*** Opening The input ***
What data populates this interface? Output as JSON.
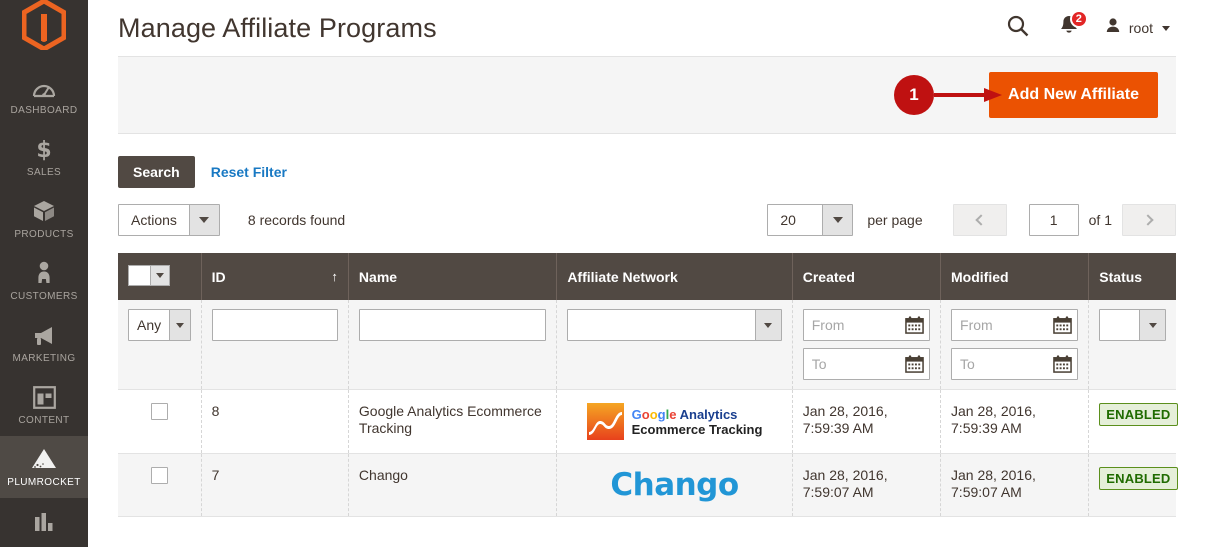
{
  "sidebar": {
    "logo": "magento-logo",
    "items": [
      {
        "label": "DASHBOARD",
        "icon": "dashboard-icon",
        "active": false
      },
      {
        "label": "SALES",
        "icon": "dollar-icon",
        "active": false
      },
      {
        "label": "PRODUCTS",
        "icon": "box-icon",
        "active": false
      },
      {
        "label": "CUSTOMERS",
        "icon": "person-icon",
        "active": false
      },
      {
        "label": "MARKETING",
        "icon": "megaphone-icon",
        "active": false
      },
      {
        "label": "CONTENT",
        "icon": "layout-icon",
        "active": false
      },
      {
        "label": "PLUMROCKET",
        "icon": "plumrocket-icon",
        "active": true
      },
      {
        "label": "",
        "icon": "reports-bar-chart-icon",
        "active": false
      }
    ]
  },
  "header": {
    "title": "Manage Affiliate Programs",
    "search_icon": "search-icon",
    "notifications_icon": "bell-icon",
    "notifications_count": "2",
    "user_icon": "user-avatar-icon",
    "user_name": "root"
  },
  "action_bar": {
    "add_button_label": "Add New Affiliate",
    "annotation_number": "1"
  },
  "filters": {
    "search_label": "Search",
    "reset_label": "Reset Filter"
  },
  "toolbar": {
    "actions_label": "Actions",
    "records_found": "8 records found",
    "per_page_value": "20",
    "per_page_label": "per page",
    "page_value": "1",
    "of_total": "of 1"
  },
  "grid": {
    "columns": [
      {
        "label": "",
        "name": "select-all"
      },
      {
        "label": "ID",
        "name": "id",
        "sorted": "asc",
        "sort_glyph": "↑"
      },
      {
        "label": "Name",
        "name": "name"
      },
      {
        "label": "Affiliate Network",
        "name": "affiliate-network"
      },
      {
        "label": "Created",
        "name": "created"
      },
      {
        "label": "Modified",
        "name": "modified"
      },
      {
        "label": "Status",
        "name": "status"
      }
    ],
    "filter_row": {
      "select_any": "Any",
      "id_value": "",
      "name_value": "",
      "network_value": "",
      "created_from_placeholder": "From",
      "created_to_placeholder": "To",
      "modified_from_placeholder": "From",
      "modified_to_placeholder": "To",
      "status_value": ""
    },
    "rows": [
      {
        "id": "8",
        "name": "Google Analytics Ecommerce Tracking",
        "network_logo": "google-analytics-logo",
        "network_text_1": "Google Analytics",
        "network_text_2": "Ecommerce Tracking",
        "created": "Jan 28, 2016, 7:59:39 AM",
        "modified": "Jan 28, 2016, 7:59:39 AM",
        "status": "ENABLED"
      },
      {
        "id": "7",
        "name": "Chango",
        "network_logo": "chango-logo",
        "network_text_1": "Chango",
        "network_text_2": "",
        "created": "Jan 28, 2016, 7:59:07 AM",
        "modified": "Jan 28, 2016, 7:59:07 AM",
        "status": "ENABLED"
      }
    ]
  },
  "colors": {
    "brand_orange": "#eb5202",
    "sidebar_bg": "#373330",
    "header_row": "#514943",
    "link_blue": "#1979c3",
    "annotation_red": "#bf1111",
    "status_green": "#5b8f1c",
    "chango_blue": "#2196d6"
  }
}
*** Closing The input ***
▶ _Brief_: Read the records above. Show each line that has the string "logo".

▶ _Written solution_:
    "logo": "magento-logo",
        "network_logo": "google-analytics-logo",
        "network_logo": "chango-logo",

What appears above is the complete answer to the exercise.